Human Rights Watch's Alison Des Forges Award  celebrates the valor of individuals who put their lives on the line to protect the dignity and rights of others. Human Rights Watch collaborates with these courageous activists to create a world in which people live free of violence, discrimination, and oppression.
Currently director of Zimbabwe’s Center for Natural Resource Governance, Farai Maguwu has conducted extensive research documenting horrific abuses taking place in the Marange diamond fields. After the Marange fields were discovered in 2006, they were open to anyone, and illegal mining and smuggling flourished. Maguwu partnered with Human Rights Watch researchers to document  beatings, torture, forced labor, and killings of local villagers in Marange at the hands of soldiers controlled by the Zimbabwe African National Union- Patriotic Front (ZANU-PF), the one-time ruling party that still controls security in the coalition government.

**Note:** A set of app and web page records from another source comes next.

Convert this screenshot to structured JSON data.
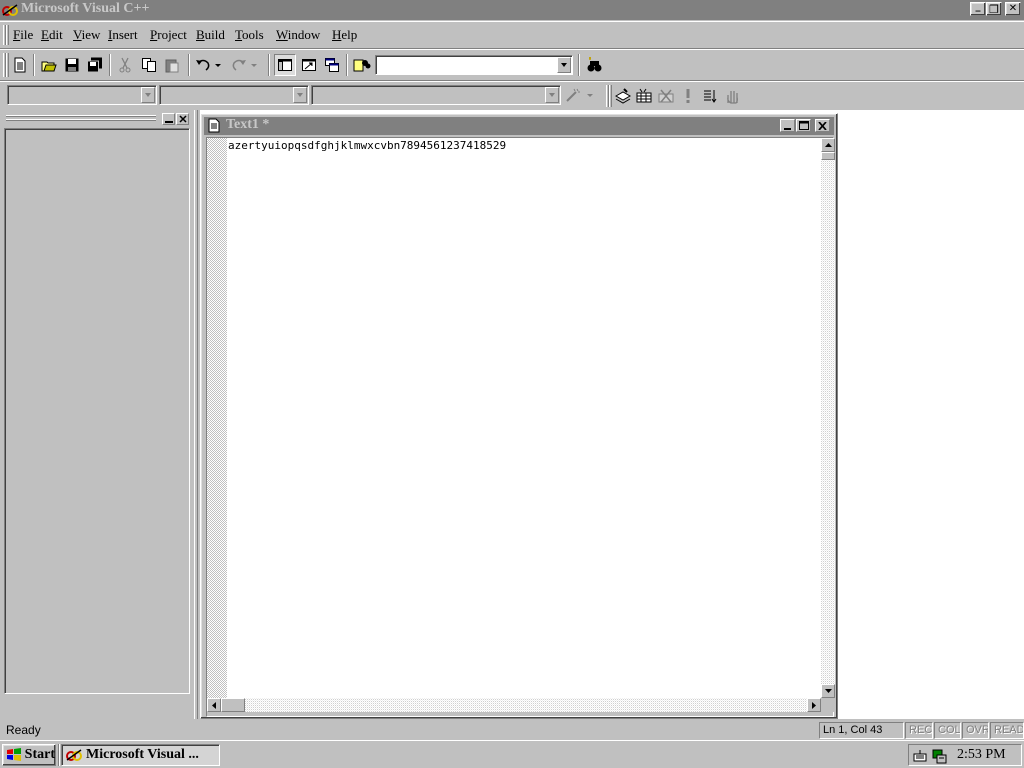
{
  "app": {
    "title": "Microsoft Visual C++"
  },
  "caption_buttons": {
    "minimize": "_",
    "restore": "❐",
    "close": "✕"
  },
  "menu": {
    "items": [
      {
        "label": "File",
        "accel": "F",
        "rest": "ile"
      },
      {
        "label": "Edit",
        "accel": "E",
        "rest": "dit"
      },
      {
        "label": "View",
        "accel": "V",
        "rest": "iew"
      },
      {
        "label": "Insert",
        "accel": "I",
        "rest": "nsert"
      },
      {
        "label": "Project",
        "accel": "P",
        "rest": "roject"
      },
      {
        "label": "Build",
        "accel": "B",
        "rest": "uild"
      },
      {
        "label": "Tools",
        "accel": "T",
        "rest": "ools"
      },
      {
        "label": "Window",
        "accel": "W",
        "rest": "indow"
      },
      {
        "label": "Help",
        "accel": "H",
        "rest": "elp"
      }
    ]
  },
  "toolbar": {
    "find_combo_value": ""
  },
  "wizardbar": {
    "class_combo_value": "",
    "filter_combo_value": "",
    "members_combo_value": ""
  },
  "child_window": {
    "title": "Text1 *"
  },
  "editor": {
    "line1": "azertyuiopqsdfghjklmwxcvbn7894561237418529"
  },
  "statusbar": {
    "message": "Ready",
    "position": "Ln 1, Col 43",
    "rec": "REC",
    "col": "COL",
    "ovr": "OVR",
    "read": "READ"
  },
  "taskbar": {
    "start_label": "Start",
    "task_label": "Microsoft Visual ...",
    "clock": "2:53 PM"
  },
  "icons": {
    "app": "visual-cpp-icon",
    "document": "text-document-icon"
  }
}
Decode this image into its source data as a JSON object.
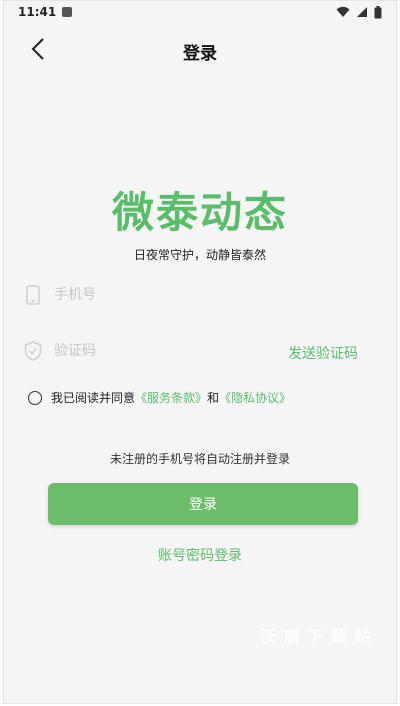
{
  "status_bar": {
    "time": "11:41",
    "icons": [
      "notification-icon",
      "wifi-icon",
      "signal-icon",
      "battery-icon"
    ]
  },
  "nav": {
    "back_icon": "chevron-left-icon",
    "title": "登录"
  },
  "brand": {
    "app_name": "微泰动态",
    "slogan": "日夜常守护，动静皆泰然"
  },
  "form": {
    "phone": {
      "icon": "phone-icon",
      "value": "",
      "placeholder": "手机号"
    },
    "code": {
      "icon": "shield-icon",
      "value": "",
      "placeholder": "验证码"
    },
    "send_code_label": "发送验证码"
  },
  "agreement": {
    "checked": false,
    "prefix": "我已阅读并同意",
    "terms_label": "《服务条款》",
    "conjunction": "和",
    "privacy_label": "《隐私协议》"
  },
  "notice": "未注册的手机号将自动注册并登录",
  "login_button_label": "登录",
  "password_login_label": "账号密码登录",
  "watermark": "沃 盾 下 载 站",
  "colors": {
    "accent": "#5bbd6b",
    "button": "#6cbc6b",
    "background": "#f5f5f5"
  }
}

On May 27, 2010, two days after Maguwu met with a monitor from the Kimberley Process Certification Scheme (the world’s diamond control body) to discuss the abuses he uncovered in Marange, Zimbabwean authorities raided his home and offices, and arrested him on charges of providing false information about killings and torture by military officials at the mine. He was imprisoned for more than a month and denied medical care to punish him. The authorities then illegally transferred him to various police cells with deplorable conditions even though he suffered from a serious health condition. Maguwu was released in early July and only finally cleared of all charges in October. His case helped generate international attention to the serious human rights violations taking place in Marange’s diamond fields and led to calls for the Zimbabwean government  to remove its troops from Marange.
Human Rights Watch honors Farai Maguwu for his tremendous courage in exposing abuses in Zimbabwe’s diamond fields and working to end rampant violations of human rights throughout the region.